What Difference Does it Make What a Child Does Before and After School?
I'm not sure exactly when it was released, but the National Center on Educational Outcomes at the University of Minnesota has posted a "new" study on its Web site about how language-minority children spend their time before and after school and what difference it makes in how well they do in school. Language-minority children are those who come from homes where a language other than English is spoken; the researchers surveyed parents who spoke only English or Spanish. They surveyed parents or guardians of 9,583 children who participated in the 2001 administration of the National Household Education Survey Program of the National Center for Education Statistics.
If you don't have time to wade through 296 pages, skip to page 59, where the summary and conclusions begin.
The study, "Before- and After-School Care Arrangements and Activities of School-Age Language Minority Children," concludes that language-minority children spend less time in center-based care and more time being cared for by relatives than do their native-English-speaking peers. Sixteen percent of children from English-only homes, compared with 11 percent of language-minority children, are responsible for themselves before and after school. In other words, language-minority children are less likely than their native-English-speaking peers to be "latchkey" kids.
As the level of parent education increases, both language-minority and native-English-speaking children tend to participate more in what the study calls "non-program activities," such as the arts, sports, and clubs. Only 24 percent of language-minority children participate in such activities, versus 52 percent of children from homes where only English is spoken.

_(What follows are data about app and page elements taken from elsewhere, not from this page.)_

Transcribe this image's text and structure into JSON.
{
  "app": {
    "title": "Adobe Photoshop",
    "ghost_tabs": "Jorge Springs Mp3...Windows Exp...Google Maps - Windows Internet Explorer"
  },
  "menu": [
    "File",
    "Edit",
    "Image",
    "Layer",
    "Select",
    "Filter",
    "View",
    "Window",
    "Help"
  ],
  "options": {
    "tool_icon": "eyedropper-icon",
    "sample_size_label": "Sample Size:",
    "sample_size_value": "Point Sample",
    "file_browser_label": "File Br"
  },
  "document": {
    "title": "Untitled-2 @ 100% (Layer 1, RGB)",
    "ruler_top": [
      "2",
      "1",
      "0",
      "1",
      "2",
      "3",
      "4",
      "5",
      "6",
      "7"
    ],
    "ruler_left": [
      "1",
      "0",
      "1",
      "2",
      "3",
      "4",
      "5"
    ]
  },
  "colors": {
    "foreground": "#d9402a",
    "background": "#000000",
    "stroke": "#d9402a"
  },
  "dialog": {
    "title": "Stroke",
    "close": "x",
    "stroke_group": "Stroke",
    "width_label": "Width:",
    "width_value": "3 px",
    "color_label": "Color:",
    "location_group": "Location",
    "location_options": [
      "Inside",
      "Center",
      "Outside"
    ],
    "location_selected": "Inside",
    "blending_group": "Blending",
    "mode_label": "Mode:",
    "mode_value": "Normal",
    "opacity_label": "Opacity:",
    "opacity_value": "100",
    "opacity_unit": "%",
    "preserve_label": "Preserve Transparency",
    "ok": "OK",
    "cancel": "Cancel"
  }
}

The researchers found a correlation for both groups of children between participation in before- and after-school care and activities and the likelihood of receiving higher grades, though the effect was weaker for language-minority children.
The researchers are Martha L. Thurlow, Kentaro Kato, and Deb Albus, from the National Center on Educational Outcomes, and Richard P. Durán, from the University of California, Santa Barbara.